  • uruguayo

    Right on. “Plastic” respect is right.
    You can blame Suarez for a lot of things, but one thing you can not say is that he is a “plastic”.
    He told this piece of crap what he thinks of him by not shaking his hand.
    And by doing that he refused to enter into that “plastic” world that he and all the people he cares about abhor.
    He’s a simple guy, and he wears his heart on his sleeve. He is not a sphisticated guy but there is nothing fake about him.
    Take him or leave him.
    We Uruguayans take him, as he is, and we’ll back him to the hilt.

  • Daniel

    Excuse me for my poor english languaje.
    I think Suarez is very angry by this, in Uruguay which happen in the field, in the field stay. That is the most important “law” in football code. Evra broken that, then FA give Luis 8 match, that incredible!! Evra make xenofobic comment and he still play…¿¿??
    Suarez have to follow the protocol, and he will, but Evra has his hand down, then he make action with the cameras, puff, what a clow.
    I hope Suarez could clean his name, and show really what he is.

  • Dave Smark

    I am not a man U fan, but a Sunderland supporter with no axe to grind. I have always had a soft spot for Liverpool but have been saddened by the way in which your club has handled the whole Suarez – Evra business. The matter was investigated in huge detail by the panel. Suarez came out of it with no credit. Liverpool should have accepted the verdict. The club – and not only Suarez – should have apologised to Evra, and the rest of football would have admired them for it. It would have been forgotten by now and the club would have remained the favorite “other” club for millions of neutrals

  • Gerry

    How do you know that Ferguson hates Dalglish?
    It is your opinion not a fact.
    Comments like that add to the problem, it is a disgrace.

  • Hop

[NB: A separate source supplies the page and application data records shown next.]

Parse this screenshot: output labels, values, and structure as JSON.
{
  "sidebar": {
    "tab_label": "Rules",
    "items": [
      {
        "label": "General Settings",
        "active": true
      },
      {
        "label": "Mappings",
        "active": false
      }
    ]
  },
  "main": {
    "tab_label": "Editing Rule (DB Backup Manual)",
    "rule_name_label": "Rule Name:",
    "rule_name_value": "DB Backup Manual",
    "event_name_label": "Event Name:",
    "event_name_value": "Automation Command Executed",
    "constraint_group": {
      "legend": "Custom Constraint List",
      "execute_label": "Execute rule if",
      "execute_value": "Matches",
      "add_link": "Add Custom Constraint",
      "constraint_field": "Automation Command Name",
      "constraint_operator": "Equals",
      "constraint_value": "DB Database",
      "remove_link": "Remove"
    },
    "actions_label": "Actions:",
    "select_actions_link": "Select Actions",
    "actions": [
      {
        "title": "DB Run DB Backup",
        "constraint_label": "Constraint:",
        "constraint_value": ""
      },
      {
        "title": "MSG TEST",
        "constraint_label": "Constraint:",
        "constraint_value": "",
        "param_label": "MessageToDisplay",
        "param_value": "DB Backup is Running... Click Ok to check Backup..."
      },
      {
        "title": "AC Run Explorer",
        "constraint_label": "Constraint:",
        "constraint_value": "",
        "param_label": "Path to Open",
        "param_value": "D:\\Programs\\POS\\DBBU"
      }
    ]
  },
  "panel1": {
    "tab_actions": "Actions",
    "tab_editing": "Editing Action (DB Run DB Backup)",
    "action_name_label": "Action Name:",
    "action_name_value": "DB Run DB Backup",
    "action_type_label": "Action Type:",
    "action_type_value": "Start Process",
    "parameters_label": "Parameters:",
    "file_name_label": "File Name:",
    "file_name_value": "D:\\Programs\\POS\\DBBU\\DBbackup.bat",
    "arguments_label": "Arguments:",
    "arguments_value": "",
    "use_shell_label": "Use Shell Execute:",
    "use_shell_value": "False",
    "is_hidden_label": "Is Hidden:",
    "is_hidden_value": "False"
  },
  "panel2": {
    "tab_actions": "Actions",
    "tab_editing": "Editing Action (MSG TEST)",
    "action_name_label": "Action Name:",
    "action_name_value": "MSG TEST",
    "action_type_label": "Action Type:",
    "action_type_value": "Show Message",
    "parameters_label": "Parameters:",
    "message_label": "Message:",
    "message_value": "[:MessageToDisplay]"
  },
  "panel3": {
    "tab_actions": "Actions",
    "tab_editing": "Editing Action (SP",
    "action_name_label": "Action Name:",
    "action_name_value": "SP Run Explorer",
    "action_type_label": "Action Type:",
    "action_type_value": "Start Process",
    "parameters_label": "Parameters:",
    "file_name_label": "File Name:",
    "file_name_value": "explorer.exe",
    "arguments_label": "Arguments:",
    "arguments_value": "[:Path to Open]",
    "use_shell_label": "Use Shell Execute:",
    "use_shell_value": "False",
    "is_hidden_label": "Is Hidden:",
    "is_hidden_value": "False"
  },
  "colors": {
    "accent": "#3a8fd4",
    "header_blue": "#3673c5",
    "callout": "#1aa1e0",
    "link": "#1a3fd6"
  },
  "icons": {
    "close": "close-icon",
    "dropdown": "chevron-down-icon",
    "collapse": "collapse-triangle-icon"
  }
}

    Racism is unacceptable. If this business was just about racism everyone would have moved on long ago. Something was said, and only Suarez and Evra know the truth of that. But Mr F saw an opportunity to attempt to destabilize a player and the club he plays for – October being early in the season and LFC being bitter rivals and perhaps a threat. And boy did it pay off. The attempt has worked, maybe far better than even Mr F would have dared hope. Because Suarez has, perhaps naively, protested his innocence, and because Dalglish has, perhaps naively, stuck by him, the vilification has got so vocal that there are now serious question marks over both their LFC futures. And because football is a business LFC have now realized, perhaps belatedly, that they better side with popular opinion on this before any more damage is done. The truth is irrelevant, whatever the facts may be. LFC must move on, and be seen to be moving on, and stay out of the negative headlines. This case has proven one thing, perception really is reality.

  • riaz

    What happend to the handshake did after the FA match…
    I saw it in the TV.
    But nobody is not responding

  • Wideo

    Racism is unacceptable no matter who it is responsible

    Check out this thread, it’s quite enlightening as to who the real racist is,


    The last comment (number 93 at this time) is worth reading, as it gives info on how to have something done about this